··· Supplied records ···

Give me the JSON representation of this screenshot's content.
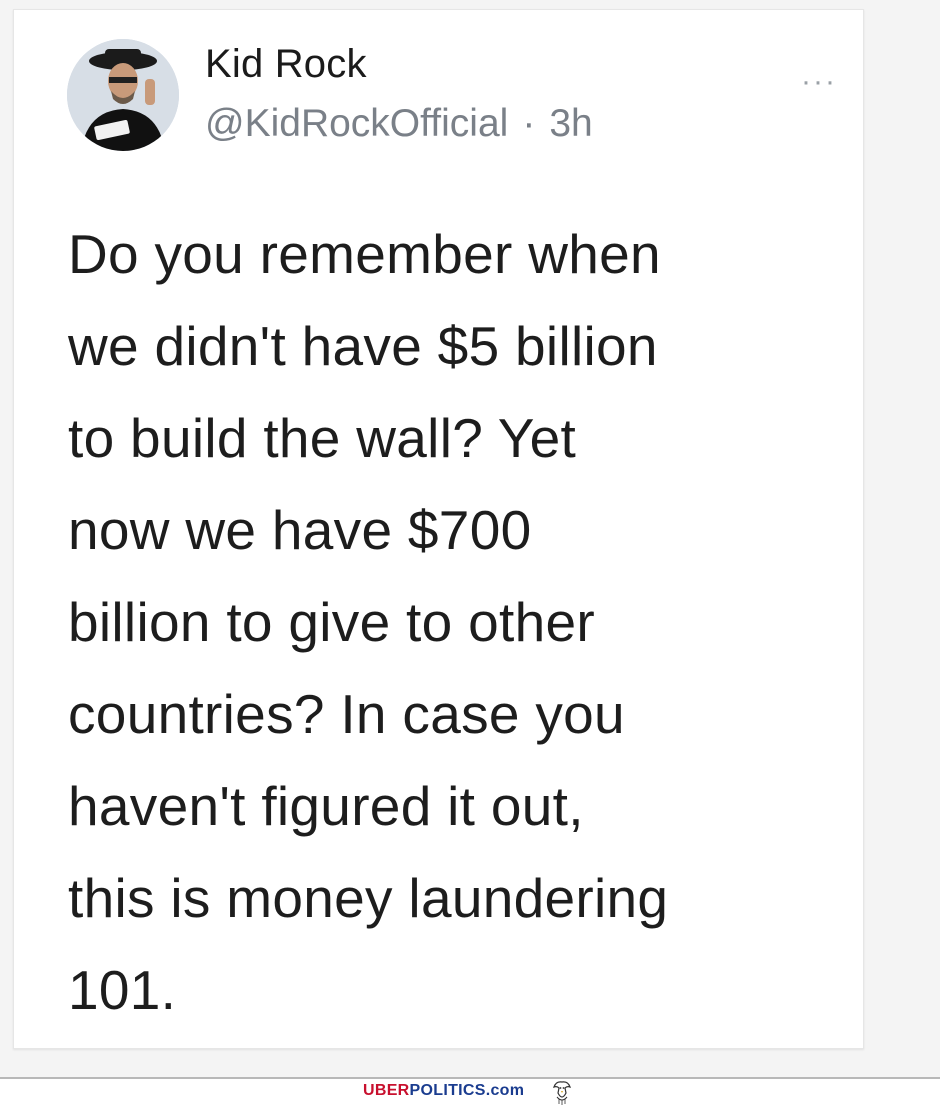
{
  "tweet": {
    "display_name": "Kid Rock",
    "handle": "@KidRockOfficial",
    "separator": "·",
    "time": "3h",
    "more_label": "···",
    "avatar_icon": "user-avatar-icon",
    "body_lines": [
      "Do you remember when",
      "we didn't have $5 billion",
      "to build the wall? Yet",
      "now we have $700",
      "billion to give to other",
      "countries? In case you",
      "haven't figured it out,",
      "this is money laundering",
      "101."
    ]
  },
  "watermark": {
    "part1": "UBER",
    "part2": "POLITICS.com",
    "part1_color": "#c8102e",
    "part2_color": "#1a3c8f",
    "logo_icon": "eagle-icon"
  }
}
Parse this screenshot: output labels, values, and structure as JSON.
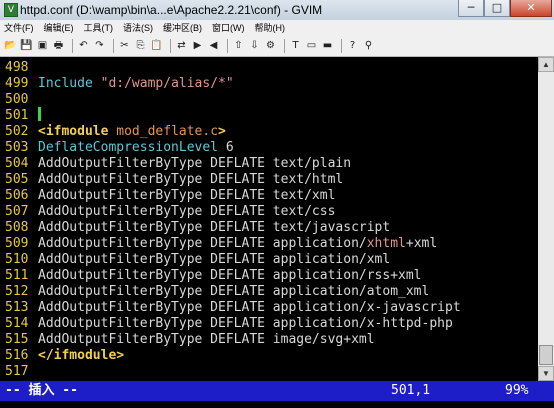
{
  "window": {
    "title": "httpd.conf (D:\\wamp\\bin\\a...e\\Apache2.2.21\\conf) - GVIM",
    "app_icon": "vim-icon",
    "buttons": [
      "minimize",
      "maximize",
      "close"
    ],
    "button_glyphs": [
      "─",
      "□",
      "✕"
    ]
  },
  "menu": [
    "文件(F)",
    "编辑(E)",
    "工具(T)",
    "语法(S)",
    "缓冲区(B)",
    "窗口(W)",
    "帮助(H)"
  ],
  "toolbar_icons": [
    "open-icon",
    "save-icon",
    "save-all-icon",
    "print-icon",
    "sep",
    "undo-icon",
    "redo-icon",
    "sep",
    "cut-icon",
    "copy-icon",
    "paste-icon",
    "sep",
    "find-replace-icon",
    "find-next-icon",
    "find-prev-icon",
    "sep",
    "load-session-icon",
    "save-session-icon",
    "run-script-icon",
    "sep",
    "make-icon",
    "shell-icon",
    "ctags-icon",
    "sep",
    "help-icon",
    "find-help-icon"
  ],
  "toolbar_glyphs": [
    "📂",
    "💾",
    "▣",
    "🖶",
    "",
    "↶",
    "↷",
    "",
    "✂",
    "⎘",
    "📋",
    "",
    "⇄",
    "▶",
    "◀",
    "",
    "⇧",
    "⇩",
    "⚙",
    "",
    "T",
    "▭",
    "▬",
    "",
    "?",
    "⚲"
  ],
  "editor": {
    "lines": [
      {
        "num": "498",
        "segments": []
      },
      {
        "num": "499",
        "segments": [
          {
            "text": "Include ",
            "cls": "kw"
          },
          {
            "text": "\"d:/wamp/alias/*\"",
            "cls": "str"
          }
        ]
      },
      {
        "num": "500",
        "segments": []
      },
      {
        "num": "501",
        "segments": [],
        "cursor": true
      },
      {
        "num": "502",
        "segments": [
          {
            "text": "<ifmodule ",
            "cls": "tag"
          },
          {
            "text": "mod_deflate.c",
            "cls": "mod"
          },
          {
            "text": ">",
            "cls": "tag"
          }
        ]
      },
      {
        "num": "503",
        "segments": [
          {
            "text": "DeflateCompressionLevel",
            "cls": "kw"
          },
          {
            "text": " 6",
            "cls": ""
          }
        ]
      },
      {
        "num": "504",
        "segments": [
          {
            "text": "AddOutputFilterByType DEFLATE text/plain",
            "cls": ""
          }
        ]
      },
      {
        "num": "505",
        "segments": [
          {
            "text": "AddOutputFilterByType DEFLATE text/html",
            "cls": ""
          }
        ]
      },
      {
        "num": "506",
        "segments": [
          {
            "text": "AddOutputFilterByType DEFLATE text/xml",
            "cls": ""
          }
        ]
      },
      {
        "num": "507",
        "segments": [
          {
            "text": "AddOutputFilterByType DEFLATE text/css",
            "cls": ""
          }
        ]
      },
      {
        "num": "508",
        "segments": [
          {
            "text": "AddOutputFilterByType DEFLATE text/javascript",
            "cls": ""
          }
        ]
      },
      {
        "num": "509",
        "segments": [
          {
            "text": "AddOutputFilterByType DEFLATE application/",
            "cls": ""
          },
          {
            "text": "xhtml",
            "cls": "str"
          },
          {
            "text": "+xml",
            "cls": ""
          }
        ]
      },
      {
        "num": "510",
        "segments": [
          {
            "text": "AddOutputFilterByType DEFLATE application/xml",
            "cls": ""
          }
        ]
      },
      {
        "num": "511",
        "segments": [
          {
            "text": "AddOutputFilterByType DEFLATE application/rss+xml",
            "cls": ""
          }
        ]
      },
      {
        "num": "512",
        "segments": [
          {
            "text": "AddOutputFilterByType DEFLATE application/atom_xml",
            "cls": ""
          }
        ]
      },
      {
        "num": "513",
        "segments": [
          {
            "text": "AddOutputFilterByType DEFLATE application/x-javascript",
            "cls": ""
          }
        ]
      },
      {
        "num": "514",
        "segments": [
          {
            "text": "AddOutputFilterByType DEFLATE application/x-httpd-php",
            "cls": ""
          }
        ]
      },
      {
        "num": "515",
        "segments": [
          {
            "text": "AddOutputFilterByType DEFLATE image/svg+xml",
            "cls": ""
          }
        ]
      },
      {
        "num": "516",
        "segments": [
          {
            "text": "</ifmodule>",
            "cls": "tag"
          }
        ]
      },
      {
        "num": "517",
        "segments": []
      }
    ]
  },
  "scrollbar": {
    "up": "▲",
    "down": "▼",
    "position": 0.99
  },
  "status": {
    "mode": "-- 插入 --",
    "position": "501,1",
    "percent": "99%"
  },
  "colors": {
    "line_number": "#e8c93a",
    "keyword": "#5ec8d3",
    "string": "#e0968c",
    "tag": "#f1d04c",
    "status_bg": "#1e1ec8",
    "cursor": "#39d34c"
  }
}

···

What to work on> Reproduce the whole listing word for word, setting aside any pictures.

Response area>
Give me the JSON representation of this screenshot's content.
{
  "tweet": {
    "display_name": "Kid Rock",
    "handle": "@KidRockOfficial",
    "separator": "·",
    "time": "3h",
    "more_label": "···",
    "avatar_icon": "user-avatar-icon",
    "body_lines": [
      "Do you remember when",
      "we didn't have $5 billion",
      "to build the wall? Yet",
      "now we have $700",
      "billion to give to other",
      "countries? In case you",
      "haven't figured it out,",
      "this is money laundering",
      "101."
    ]
  },
  "watermark": {
    "part1": "UBER",
    "part2": "POLITICS.com",
    "part1_color": "#c8102e",
    "part2_color": "#1a3c8f",
    "logo_icon": "eagle-icon"
  }
}
Parse this screenshot: output labels, values, and structure as JSON.
{
  "window": {
    "title": "httpd.conf (D:\\wamp\\bin\\a...e\\Apache2.2.21\\conf) - GVIM",
    "app_icon": "vim-icon",
    "buttons": [
      "minimize",
      "maximize",
      "close"
    ],
    "button_glyphs": [
      "─",
      "□",
      "✕"
    ]
  },
  "menu": [
    "文件(F)",
    "编辑(E)",
    "工具(T)",
    "语法(S)",
    "缓冲区(B)",
    "窗口(W)",
    "帮助(H)"
  ],
  "toolbar_icons": [
    "open-icon",
    "save-icon",
    "save-all-icon",
    "print-icon",
    "sep",
    "undo-icon",
    "redo-icon",
    "sep",
    "cut-icon",
    "copy-icon",
    "paste-icon",
    "sep",
    "find-replace-icon",
    "find-next-icon",
    "find-prev-icon",
    "sep",
    "load-session-icon",
    "save-session-icon",
    "run-script-icon",
    "sep",
    "make-icon",
    "shell-icon",
    "ctags-icon",
    "sep",
    "help-icon",
    "find-help-icon"
  ],
  "toolbar_glyphs": [
    "📂",
    "💾",
    "▣",
    "🖶",
    "",
    "↶",
    "↷",
    "",
    "✂",
    "⎘",
    "📋",
    "",
    "⇄",
    "▶",
    "◀",
    "",
    "⇧",
    "⇩",
    "⚙",
    "",
    "T",
    "▭",
    "▬",
    "",
    "?",
    "⚲"
  ],
  "editor": {
    "lines": [
      {
        "num": "498",
        "segments": []
      },
      {
        "num": "499",
        "segments": [
          {
            "text": "Include ",
            "cls": "kw"
          },
          {
            "text": "\"d:/wamp/alias/*\"",
            "cls": "str"
          }
        ]
      },
      {
        "num": "500",
        "segments": []
      },
      {
        "num": "501",
        "segments": [],
        "cursor": true
      },
      {
        "num": "502",
        "segments": [
          {
            "text": "<ifmodule ",
            "cls": "tag"
          },
          {
            "text": "mod_deflate.c",
            "cls": "mod"
          },
          {
            "text": ">",
            "cls": "tag"
          }
        ]
      },
      {
        "num": "503",
        "segments": [
          {
            "text": "DeflateCompressionLevel",
            "cls": "kw"
          },
          {
            "text": " 6",
            "cls": ""
          }
        ]
      },
      {
        "num": "504",
        "segments": [
          {
            "text": "AddOutputFilterByType DEFLATE text/plain",
            "cls": ""
          }
        ]
      },
      {
        "num": "505",
        "segments": [
          {
            "text": "AddOutputFilterByType DEFLATE text/html",
            "cls": ""
          }
        ]
      },
      {
        "num": "506",
        "segments": [
          {
            "text": "AddOutputFilterByType DEFLATE text/xml",
            "cls": ""
          }
        ]
      },
      {
        "num": "507",
        "segments": [
          {
            "text": "AddOutputFilterByType DEFLATE text/css",
            "cls": ""
          }
        ]
      },
      {
        "num": "508",
        "segments": [
          {
            "text": "AddOutputFilterByType DEFLATE text/javascript",
            "cls": ""
          }
        ]
      },
      {
        "num": "509",
        "segments": [
          {
            "text": "AddOutputFilterByType DEFLATE application/",
            "cls": ""
          },
          {
            "text": "xhtml",
            "cls": "str"
          },
          {
            "text": "+xml",
            "cls": ""
          }
        ]
      },
      {
        "num": "510",
        "segments": [
          {
            "text": "AddOutputFilterByType DEFLATE application/xml",
            "cls": ""
          }
        ]
      },
      {
        "num": "511",
        "segments": [
          {
            "text": "AddOutputFilterByType DEFLATE application/rss+xml",
            "cls": ""
          }
        ]
      },
      {
        "num": "512",
        "segments": [
          {
            "text": "AddOutputFilterByType DEFLATE application/atom_xml",
            "cls": ""
          }
        ]
      },
      {
        "num": "513",
        "segments": [
          {
            "text": "AddOutputFilterByType DEFLATE application/x-javascript",
            "cls": ""
          }
        ]
      },
      {
        "num": "514",
        "segments": [
          {
            "text": "AddOutputFilterByType DEFLATE application/x-httpd-php",
            "cls": ""
          }
        ]
      },
      {
        "num": "515",
        "segments": [
          {
            "text": "AddOutputFilterByType DEFLATE image/svg+xml",
            "cls": ""
          }
        ]
      },
      {
        "num": "516",
        "segments": [
          {
            "text": "</ifmodule>",
            "cls": "tag"
          }
        ]
      },
      {
        "num": "517",
        "segments": []
      }
    ]
  },
  "scrollbar": {
    "up": "▲",
    "down": "▼",
    "position": 0.99
  },
  "status": {
    "mode": "-- 插入 --",
    "position": "501,1",
    "percent": "99%"
  },
  "colors": {
    "line_number": "#e8c93a",
    "keyword": "#5ec8d3",
    "string": "#e0968c",
    "tag": "#f1d04c",
    "status_bg": "#1e1ec8",
    "cursor": "#39d34c"
  }
}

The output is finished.